As the score developed, Norman came up with a clever vocal invention — the Earthlings would perform their roles speaking English, while the Moon People would sing in a totally made-up language (constructed entirely of vowel sounds) that he playfully named Moonish.
A Trip to the Moon (in its original 77-minute version) was premiered at the Berliner Philharmonie on June 18, 2017. Conducted by Simon Rattle, it included the musicians of the Berlin Philharmonic, a large cast of actors and vocalists, conservatory students, school children, and adults’ and children’s choruses.
“All told, I think there were 250 people on stage,” says Norman, still somewhat in awe. “Three weeks later Simon conducted it with the London Symphony in London in an all-new production. The productions were mind-blowingly different. I’ve completely redone it for Disney Hall and cut the length by a third.”
Norman says he thinks the new version is better and tighter.
“When we did it in Berlin the ink was still wet and we just stuck it on the stage. With Yuval Sharon directing, this production is going to stress the idea that opera can be at the technological forefront of entertainment, just the way Méliès’ film was in 1902. It’s being paired with Gustav Holst’s The Planets.”
One aspect of A Trip to the Moon that particularly appeals to conductor Teddy Abrams is that it’s fun.
“So often new pieces are composed as brief lead-ins to the rest of the program. Or, if a composer is lucky enough to get a major orchestral commission, they feel the piece has to confront deep, overwhelming matters of mankind,” Abrams says. “But when you look at the pieces people really love, they’ve often been composed with children in mind: Peter and the Wolf, Young Person’s Guide to the Orchestra, Carnival of the Animals. That does not mean, in any way, that Andrew’s music for A Trip to the Moon is simplistic or childish. The music is extremely intricate and challenging rhythmically,” Abrams explains. “Andrew has a sense of sound that is uniquely his own that involves extended and traditional techniques for the instruments. The string writing is especially complex using the extensive use of delicate harmonics to create the otherworldly atmosphere of the moon.
“A Trip to the Moon is playful, but it also teaches us deeper issues about acceptance and identity, but without forcing it,” Abrams points out. “It’s like a PIXAR movie; you can appreciate it as a child and see even more in it as an adult.”

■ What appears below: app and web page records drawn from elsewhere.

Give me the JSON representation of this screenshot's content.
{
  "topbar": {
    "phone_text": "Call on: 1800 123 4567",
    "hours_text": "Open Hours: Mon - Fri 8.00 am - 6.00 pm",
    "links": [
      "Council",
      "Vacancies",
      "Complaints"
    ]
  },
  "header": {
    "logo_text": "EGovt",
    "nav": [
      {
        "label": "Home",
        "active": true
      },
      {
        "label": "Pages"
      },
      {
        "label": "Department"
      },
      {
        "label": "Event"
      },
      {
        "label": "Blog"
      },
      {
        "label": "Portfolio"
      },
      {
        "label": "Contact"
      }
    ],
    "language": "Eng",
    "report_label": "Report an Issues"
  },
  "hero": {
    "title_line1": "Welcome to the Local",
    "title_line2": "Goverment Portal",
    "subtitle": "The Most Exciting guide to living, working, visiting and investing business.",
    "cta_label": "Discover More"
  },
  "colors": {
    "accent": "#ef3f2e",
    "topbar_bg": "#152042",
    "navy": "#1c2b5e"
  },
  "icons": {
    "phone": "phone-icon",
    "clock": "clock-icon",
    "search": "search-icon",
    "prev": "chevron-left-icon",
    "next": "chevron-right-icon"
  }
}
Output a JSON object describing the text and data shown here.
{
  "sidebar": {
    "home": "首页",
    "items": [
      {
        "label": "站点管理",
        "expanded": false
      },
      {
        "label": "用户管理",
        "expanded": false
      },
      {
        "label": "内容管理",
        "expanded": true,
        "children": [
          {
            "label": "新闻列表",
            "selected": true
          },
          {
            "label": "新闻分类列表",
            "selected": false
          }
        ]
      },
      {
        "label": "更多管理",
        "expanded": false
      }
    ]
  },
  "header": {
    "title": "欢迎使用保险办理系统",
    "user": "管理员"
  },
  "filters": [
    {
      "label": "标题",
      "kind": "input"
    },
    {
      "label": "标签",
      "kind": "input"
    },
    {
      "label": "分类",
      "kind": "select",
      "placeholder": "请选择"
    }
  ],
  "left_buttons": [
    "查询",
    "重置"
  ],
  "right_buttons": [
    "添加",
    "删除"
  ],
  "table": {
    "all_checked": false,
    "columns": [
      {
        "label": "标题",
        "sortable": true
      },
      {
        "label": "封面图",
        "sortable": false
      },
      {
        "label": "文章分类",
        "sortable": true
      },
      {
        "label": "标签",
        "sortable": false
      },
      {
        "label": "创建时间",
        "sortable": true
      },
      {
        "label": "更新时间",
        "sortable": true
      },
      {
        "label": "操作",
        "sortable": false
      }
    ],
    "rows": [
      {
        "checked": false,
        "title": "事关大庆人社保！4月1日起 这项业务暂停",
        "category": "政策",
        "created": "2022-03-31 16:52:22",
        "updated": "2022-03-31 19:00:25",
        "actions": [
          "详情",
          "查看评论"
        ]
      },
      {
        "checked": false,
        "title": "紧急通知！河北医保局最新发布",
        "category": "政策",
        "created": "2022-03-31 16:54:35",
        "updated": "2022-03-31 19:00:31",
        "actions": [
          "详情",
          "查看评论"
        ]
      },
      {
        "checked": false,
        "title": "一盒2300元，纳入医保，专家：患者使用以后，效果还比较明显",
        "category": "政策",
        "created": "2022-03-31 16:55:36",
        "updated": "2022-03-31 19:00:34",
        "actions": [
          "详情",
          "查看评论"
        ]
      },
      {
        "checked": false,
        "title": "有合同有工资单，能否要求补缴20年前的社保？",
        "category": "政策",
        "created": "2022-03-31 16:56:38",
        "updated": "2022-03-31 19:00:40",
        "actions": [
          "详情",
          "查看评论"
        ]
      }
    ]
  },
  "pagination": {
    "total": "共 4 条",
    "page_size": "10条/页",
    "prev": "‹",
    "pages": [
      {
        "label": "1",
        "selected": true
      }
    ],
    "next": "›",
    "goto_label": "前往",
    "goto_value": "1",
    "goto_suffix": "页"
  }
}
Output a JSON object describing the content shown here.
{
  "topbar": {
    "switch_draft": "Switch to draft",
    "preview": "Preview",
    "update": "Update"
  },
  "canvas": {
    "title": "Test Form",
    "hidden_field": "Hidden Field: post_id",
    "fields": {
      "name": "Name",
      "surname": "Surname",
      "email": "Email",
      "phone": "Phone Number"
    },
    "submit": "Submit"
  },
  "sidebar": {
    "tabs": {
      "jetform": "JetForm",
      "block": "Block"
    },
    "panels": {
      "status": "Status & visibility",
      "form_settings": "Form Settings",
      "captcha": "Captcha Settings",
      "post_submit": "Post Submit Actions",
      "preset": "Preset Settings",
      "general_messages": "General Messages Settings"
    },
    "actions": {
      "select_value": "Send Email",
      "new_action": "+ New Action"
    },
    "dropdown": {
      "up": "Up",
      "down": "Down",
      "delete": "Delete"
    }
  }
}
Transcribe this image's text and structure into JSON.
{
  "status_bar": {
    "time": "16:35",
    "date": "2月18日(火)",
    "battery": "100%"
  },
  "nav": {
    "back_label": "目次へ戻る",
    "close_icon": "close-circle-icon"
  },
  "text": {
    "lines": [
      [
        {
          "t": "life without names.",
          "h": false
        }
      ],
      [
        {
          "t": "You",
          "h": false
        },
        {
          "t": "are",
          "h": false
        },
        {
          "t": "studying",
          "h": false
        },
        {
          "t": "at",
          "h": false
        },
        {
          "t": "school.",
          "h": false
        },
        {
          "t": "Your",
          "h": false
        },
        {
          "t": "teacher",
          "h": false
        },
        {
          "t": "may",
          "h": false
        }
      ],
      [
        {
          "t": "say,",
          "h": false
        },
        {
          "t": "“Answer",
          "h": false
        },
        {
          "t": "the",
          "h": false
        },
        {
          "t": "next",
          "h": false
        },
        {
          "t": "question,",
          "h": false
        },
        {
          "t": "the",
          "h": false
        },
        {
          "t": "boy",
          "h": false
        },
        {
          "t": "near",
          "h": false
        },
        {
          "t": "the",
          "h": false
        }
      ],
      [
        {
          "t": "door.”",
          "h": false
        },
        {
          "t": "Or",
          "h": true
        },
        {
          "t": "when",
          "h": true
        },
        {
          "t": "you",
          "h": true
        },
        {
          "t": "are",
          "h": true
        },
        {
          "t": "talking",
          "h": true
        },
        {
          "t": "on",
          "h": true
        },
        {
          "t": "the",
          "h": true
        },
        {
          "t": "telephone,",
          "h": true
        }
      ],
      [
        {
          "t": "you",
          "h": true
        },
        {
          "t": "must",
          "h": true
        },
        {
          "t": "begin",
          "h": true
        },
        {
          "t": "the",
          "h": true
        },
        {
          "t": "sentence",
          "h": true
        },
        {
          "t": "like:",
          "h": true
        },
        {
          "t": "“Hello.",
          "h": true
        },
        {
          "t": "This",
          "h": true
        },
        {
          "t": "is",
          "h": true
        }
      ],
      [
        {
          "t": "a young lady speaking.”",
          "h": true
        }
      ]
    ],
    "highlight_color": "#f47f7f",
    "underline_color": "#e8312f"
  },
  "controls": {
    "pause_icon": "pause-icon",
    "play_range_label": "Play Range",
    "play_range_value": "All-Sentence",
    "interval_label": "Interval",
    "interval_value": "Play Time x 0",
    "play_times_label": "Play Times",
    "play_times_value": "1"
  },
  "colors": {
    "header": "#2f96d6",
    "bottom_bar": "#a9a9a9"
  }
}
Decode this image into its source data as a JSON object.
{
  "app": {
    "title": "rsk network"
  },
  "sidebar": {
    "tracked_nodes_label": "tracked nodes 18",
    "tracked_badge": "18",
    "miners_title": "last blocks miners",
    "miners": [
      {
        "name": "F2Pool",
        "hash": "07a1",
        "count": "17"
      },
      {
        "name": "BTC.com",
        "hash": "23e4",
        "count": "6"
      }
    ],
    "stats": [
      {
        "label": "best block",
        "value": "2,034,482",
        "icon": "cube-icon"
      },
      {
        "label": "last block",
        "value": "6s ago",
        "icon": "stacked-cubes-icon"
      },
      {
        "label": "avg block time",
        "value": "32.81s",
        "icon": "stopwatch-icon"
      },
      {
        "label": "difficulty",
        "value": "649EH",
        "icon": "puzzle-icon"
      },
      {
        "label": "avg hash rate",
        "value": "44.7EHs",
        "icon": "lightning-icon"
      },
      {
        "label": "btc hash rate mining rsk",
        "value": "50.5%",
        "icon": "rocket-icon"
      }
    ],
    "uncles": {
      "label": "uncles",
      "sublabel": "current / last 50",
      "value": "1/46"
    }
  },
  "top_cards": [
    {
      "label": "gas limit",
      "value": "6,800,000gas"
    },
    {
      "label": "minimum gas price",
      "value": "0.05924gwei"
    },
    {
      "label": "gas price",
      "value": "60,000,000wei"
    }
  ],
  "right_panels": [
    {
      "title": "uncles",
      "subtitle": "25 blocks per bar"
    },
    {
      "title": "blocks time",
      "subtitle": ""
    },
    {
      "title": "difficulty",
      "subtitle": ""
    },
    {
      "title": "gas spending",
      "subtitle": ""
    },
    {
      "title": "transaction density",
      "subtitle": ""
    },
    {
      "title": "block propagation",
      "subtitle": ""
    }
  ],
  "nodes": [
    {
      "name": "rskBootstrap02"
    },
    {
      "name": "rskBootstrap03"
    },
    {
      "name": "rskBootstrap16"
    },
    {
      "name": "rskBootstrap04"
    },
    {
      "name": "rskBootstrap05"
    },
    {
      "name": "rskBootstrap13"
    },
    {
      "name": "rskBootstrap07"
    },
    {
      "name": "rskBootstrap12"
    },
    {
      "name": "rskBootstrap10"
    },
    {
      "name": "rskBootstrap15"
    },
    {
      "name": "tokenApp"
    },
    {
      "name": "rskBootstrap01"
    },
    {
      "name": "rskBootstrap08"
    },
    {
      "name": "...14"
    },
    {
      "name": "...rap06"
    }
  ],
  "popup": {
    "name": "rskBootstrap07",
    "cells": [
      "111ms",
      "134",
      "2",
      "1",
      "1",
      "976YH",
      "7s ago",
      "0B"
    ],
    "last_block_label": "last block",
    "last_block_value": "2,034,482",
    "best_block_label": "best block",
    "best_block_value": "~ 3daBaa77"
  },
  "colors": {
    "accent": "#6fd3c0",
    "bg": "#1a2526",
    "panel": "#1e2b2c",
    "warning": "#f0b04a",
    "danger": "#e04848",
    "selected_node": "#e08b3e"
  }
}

Addendum: This story as originally published failed to list Jason H. Thompson as video co-designer.